“Wrong. Dead wrong. I fooled all London. And I could fool them anywhere, even in Gotham City, if that’s where I chose to appear.
Yes, I know the name. And perhaps he’ll soon have reason to remember yours truly,
JACK THE RIPPER”
This clever preface, written by horror writer Robert Bloch who penned several Jack the Ripper tales, was the perfect introduction to Batman: Gotham by Gaslight .Gotham by Gaslight was the first Elseworlds’ story, basically DC’s take on What If? In this case, it was: What if Batman faced off against Jack the Ripper?
Set in 1889, Bruce Wayne returns to Gotham City after a five-year journey through Europe learning his “trade”. Bruce Wayne begins his adventures as the Batman and the crime-ridden streets of Gotham are in need of his vigilante help. Unfortunately, Jack the Ripper has started a new campaign of murder and it isn’t long before Bruce is suspected as they suspected the timing to be to coincidental. They then discover the murder weapon in Wayne manor and arrest him. After a speedy trial, Wayne is found guilty and sentenced to death. While imprisoned, Wayne deduces Jack’s true identity.

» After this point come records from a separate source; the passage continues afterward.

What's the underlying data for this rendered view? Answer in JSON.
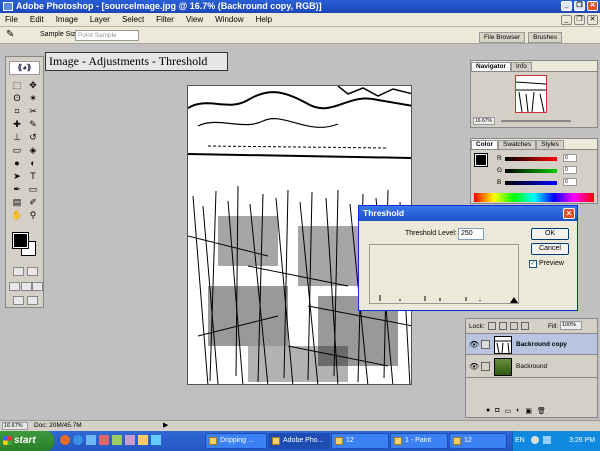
{
  "window": {
    "title": "Adobe Photoshop - [sourceImage.jpg @ 16.7% (Backround copy, RGB)]"
  },
  "menu": [
    "File",
    "Edit",
    "Image",
    "Layer",
    "Select",
    "Filter",
    "View",
    "Window",
    "Help"
  ],
  "options_bar": {
    "sample_size_label": "Sample Size:",
    "sample_size_value": "Point Sample"
  },
  "top_tabs": [
    "File Browser",
    "Brushes"
  ],
  "caption": "Image - Adjustments - Threshold",
  "navigator": {
    "tabs": [
      "Navigator",
      "Info"
    ],
    "zoom": "16.67%"
  },
  "color_panel": {
    "tabs": [
      "Color",
      "Swatches",
      "Styles"
    ],
    "channels": [
      "R",
      "G",
      "B"
    ],
    "values": [
      "0",
      "0",
      "0"
    ]
  },
  "threshold_dialog": {
    "title": "Threshold",
    "level_label": "Threshold Level:",
    "level_value": "250",
    "ok": "OK",
    "cancel": "Cancel",
    "preview_label": "Preview",
    "preview_checked": "✓"
  },
  "layers": {
    "lock_label": "Lock:",
    "fill_label": "Fill:",
    "fill_value": "100%",
    "items": [
      {
        "name": "Backround copy"
      },
      {
        "name": "Backround"
      }
    ]
  },
  "status_bar": {
    "zoom": "16.67%",
    "doc": "Doc: 20M/45.7M"
  },
  "taskbar": {
    "start": "start",
    "buttons": [
      "Dripping ...",
      "Adobe Pho...",
      "12",
      "1 - Paint",
      "12"
    ],
    "lang": "EN",
    "clock": "3:26 PM"
  },
  "colors": {
    "accent": "#2a5fd6",
    "taskbar": "#2457c4",
    "start": "#3c9a3c"
  }
}
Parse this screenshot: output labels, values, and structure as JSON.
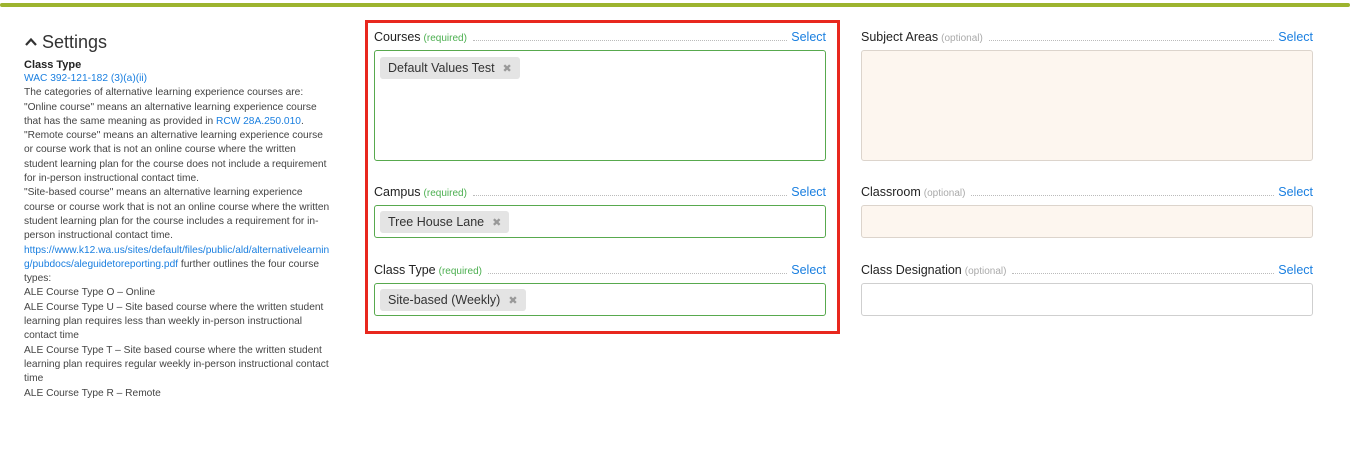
{
  "settings": {
    "title": "Settings",
    "class_type_label": "Class Type",
    "wac_link": "WAC 392-121-182 (3)(a)(ii)",
    "p1": "The categories of alternative learning experience courses are: \"Online course\" means an alternative learning experience course that has the same meaning as provided in ",
    "rcw_link": "RCW 28A.250.010",
    "p1_end": ".",
    "p2": "\"Remote course\" means an alternative learning experience course or course work that is not an online course where the written student learning plan for the course does not include a requirement for in-person instructional contact time.",
    "p3": "\"Site-based course\" means an alternative learning experience course or course work that is not an online course where the written student learning plan for the course includes a requirement for in-person instructional contact time.",
    "url_link": "https://www.k12.wa.us/sites/default/files/public/ald/alternativelearning/pubdocs/aleguidetoreporting.pdf",
    "p4": " further outlines the four course types:",
    "type_o": "ALE Course Type O – Online",
    "type_u": "ALE Course Type U – Site based course where the written student learning plan requires less than weekly in-person instructional contact time",
    "type_t": "ALE Course Type T – Site based course where the written student learning plan requires regular weekly in-person instructional contact time",
    "type_r": "ALE Course Type R – Remote"
  },
  "fields": {
    "courses": {
      "label": "Courses",
      "tag": "(required)",
      "select": "Select",
      "chip": "Default Values Test",
      "remove": "✖"
    },
    "campus": {
      "label": "Campus",
      "tag": "(required)",
      "select": "Select",
      "chip": "Tree House Lane",
      "remove": "✖"
    },
    "class_type": {
      "label": "Class Type",
      "tag": "(required)",
      "select": "Select",
      "chip": "Site-based (Weekly)",
      "remove": "✖"
    },
    "subject_areas": {
      "label": "Subject Areas",
      "tag": "(optional)",
      "select": "Select"
    },
    "classroom": {
      "label": "Classroom",
      "tag": "(optional)",
      "select": "Select"
    },
    "class_designation": {
      "label": "Class Designation",
      "tag": "(optional)",
      "select": "Select"
    }
  },
  "colors": {
    "accent_bar": "#9db42e",
    "link": "#1a7fe0",
    "required": "#4caf50",
    "highlight": "#e8281e"
  },
  "icons": {
    "settings_toggle": "chevron-up-icon",
    "chip_remove": "close-icon"
  }
}
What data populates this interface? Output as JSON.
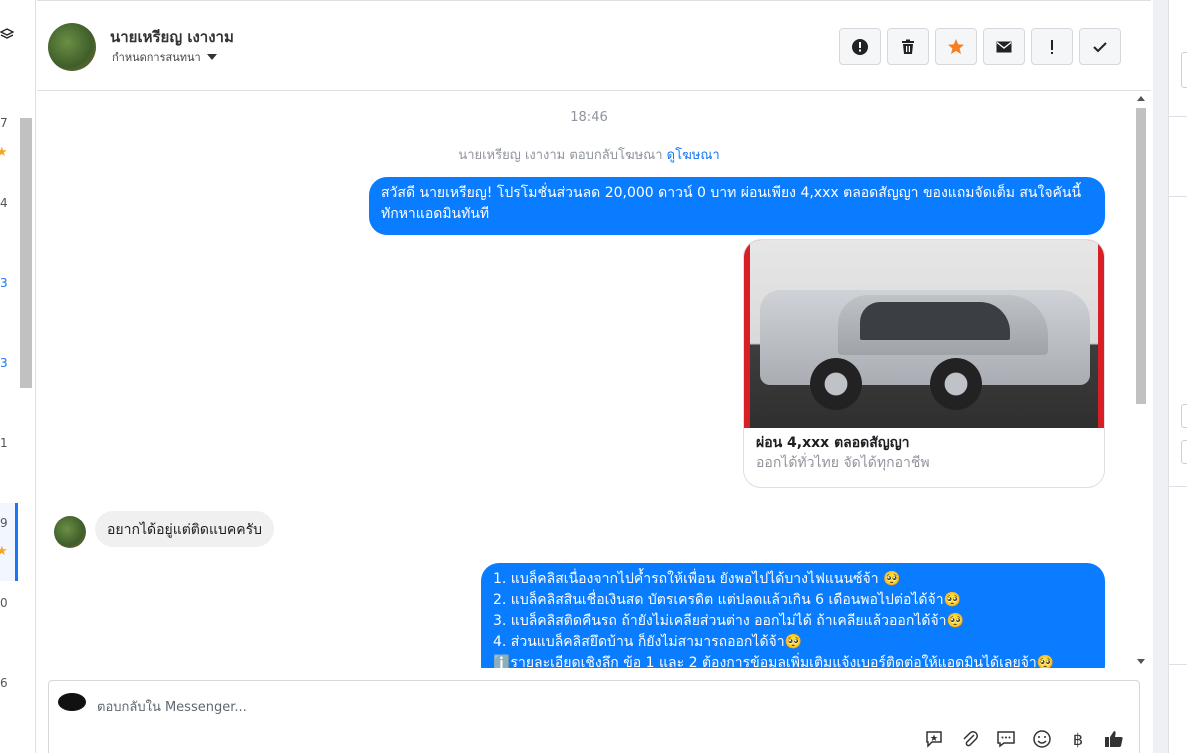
{
  "left_list": {
    "numbers": [
      "7",
      "4",
      "3",
      "3",
      "1",
      "9",
      "0",
      "6"
    ]
  },
  "header": {
    "name": "นายเหรียญ เงางาม",
    "status_label": "กำหนดการสนทนา",
    "actions": [
      "mark-important-icon",
      "trash-icon",
      "star-icon",
      "envelope-icon",
      "exclamation-icon",
      "check-icon"
    ],
    "star_color": "#f48024"
  },
  "chat": {
    "timestamp": "18:46",
    "reply_note": "นายเหรียญ เงางาม ตอบกลับโฆษณา",
    "reply_link": "ดูโฆษณา",
    "outgoing_1": "สวัสดี นายเหรียญ! โปรโมชั่นส่วนลด 20,000 ดาวน์ 0 บาท ผ่อนเพียง 4,xxx ตลอดสัญญา ของแถมจัดเต็ม สนใจคันนี้ทักหาแอดมินทันที",
    "card": {
      "title": "ผ่อน 4,xxx ตลอดสัญญา",
      "description": "ออกได้ทั่วไทย จัดได้ทุกอาชีพ"
    },
    "incoming_1": "อยากได้อยู่แต่ติดแบคครับ",
    "outgoing_2_lines": [
      "1. แบล็คลิสเนื่องจากไปค้ำรถให้เพื่อน ยังพอไปได้บางไฟแนนซ์จ้า 🥺",
      "2. แบล็คลิสสินเชื่อเงินสด บัตรเครดิต แต่ปลดแล้วเกิน 6 เดือนพอไปต่อได้จ้า🥺",
      "3. แบล็คลิสติดคืนรถ ถ้ายังไม่เคลียส่วนต่าง ออกไม่ได้ ถ้าเคลียแล้วออกได้จ้า🥺",
      "4. ส่วนแบล็คลิสยึดบ้าน ก็ยังไม่สามารถออกได้จ้า🥺",
      "ℹ️รายละเอียดเชิงลึก ข้อ 1 และ 2 ต้องการข้อมูลเพิ่มเติมแจ้งเบอร์ติดต่อให้แอดมินได้เลยจ้า🥺"
    ],
    "bubble_color": "#0a7cff"
  },
  "composer": {
    "placeholder": "ตอบกลับใน Messenger...",
    "tools": [
      "saved-reply-icon",
      "attachment-icon",
      "chat-icon",
      "emoji-icon",
      "baht-icon",
      "like-icon"
    ]
  }
}
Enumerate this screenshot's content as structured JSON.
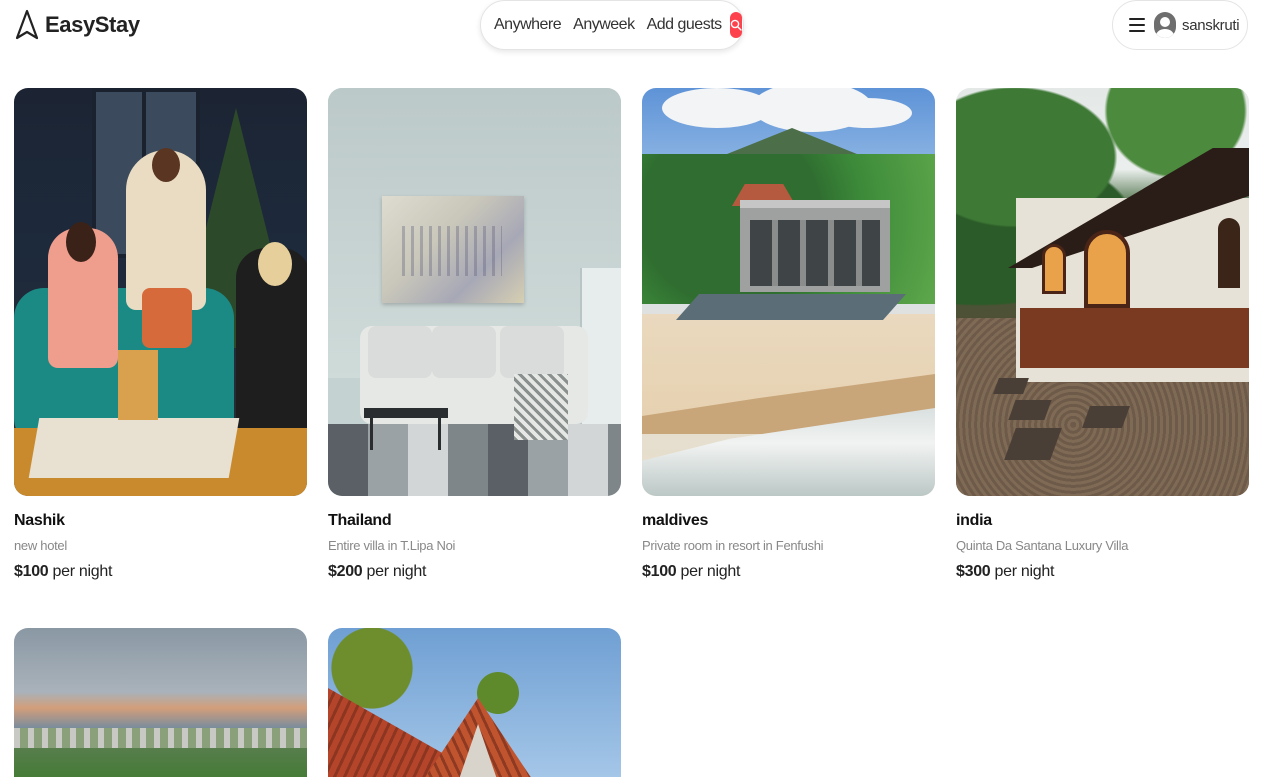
{
  "brand": {
    "name": "EasyStay"
  },
  "search": {
    "location": "Anywhere",
    "dates": "Anyweek",
    "guests": "Add guests"
  },
  "user": {
    "name": "sanskruti"
  },
  "colors": {
    "accent": "#fe424d"
  },
  "listings": [
    {
      "title": "Nashik",
      "subtitle": "new hotel",
      "price": "$100",
      "price_unit": " per night"
    },
    {
      "title": "Thailand",
      "subtitle": "Entire villa in T.Lipa Noi",
      "price": "$200",
      "price_unit": " per night"
    },
    {
      "title": "maldives",
      "subtitle": "Private room in resort in Fenfushi",
      "price": "$100",
      "price_unit": " per night"
    },
    {
      "title": "india",
      "subtitle": "Quinta Da Santana Luxury Villa",
      "price": "$300",
      "price_unit": " per night"
    }
  ],
  "icons": {
    "logo": "compass-logo-icon",
    "search": "search-icon",
    "menu": "hamburger-menu-icon",
    "avatar": "user-avatar-icon"
  }
}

He escapes and confronts Jack as Batman and puts an end to his legacy of death.
Augustyn interlaces the further exploits of Jack the Ripper with a Batman: Year One story. It’s a lot of fun to see Gordon and Wayne in the 1880s setting. There are cameos by Sigmund Freud and a teaser of the Joker as well as an appearance by Harvey Dent as the prosecutor looking to convict Wayne of the Ripper murders.
Mignola’s work was better suited to this 1880s tale than his efforts on the 1988 Cosmic Odyssey miniseries, not to say his work there wasn’t noteworthy. Mignola’s style, in particular his approach to Batman, had a strong steampunk feel to it. It’s not hard to see that book and the Victorian-Era Batman could have contributed to the steampunk movement, which was blossoming in the late 1980s and early 1990s.
DC editor and writer Brian Augustyn would go on to co-write The Flash with Mark Waid in 1992, as well as other titles co-written with Waid.
This story was successful enough to generate a sequel called Master of the Future which was published in 1991, written by Augustyn and drawn by Eduardo Barreto. And of course, Gotham by Gaslight was successful enough to launch the Elseworlds franchise of prestige edition books.
Jason Shayer has been trying his best not to grow up for that last 30 years and comics books are one of the best ways to keep him young at heart. He’s also known as the Marvel 1980s guy and has probably forgotten more than you’d ever want to know about that wonderfully creative era. Check out his blog at: marvel1980s.blogspot.com.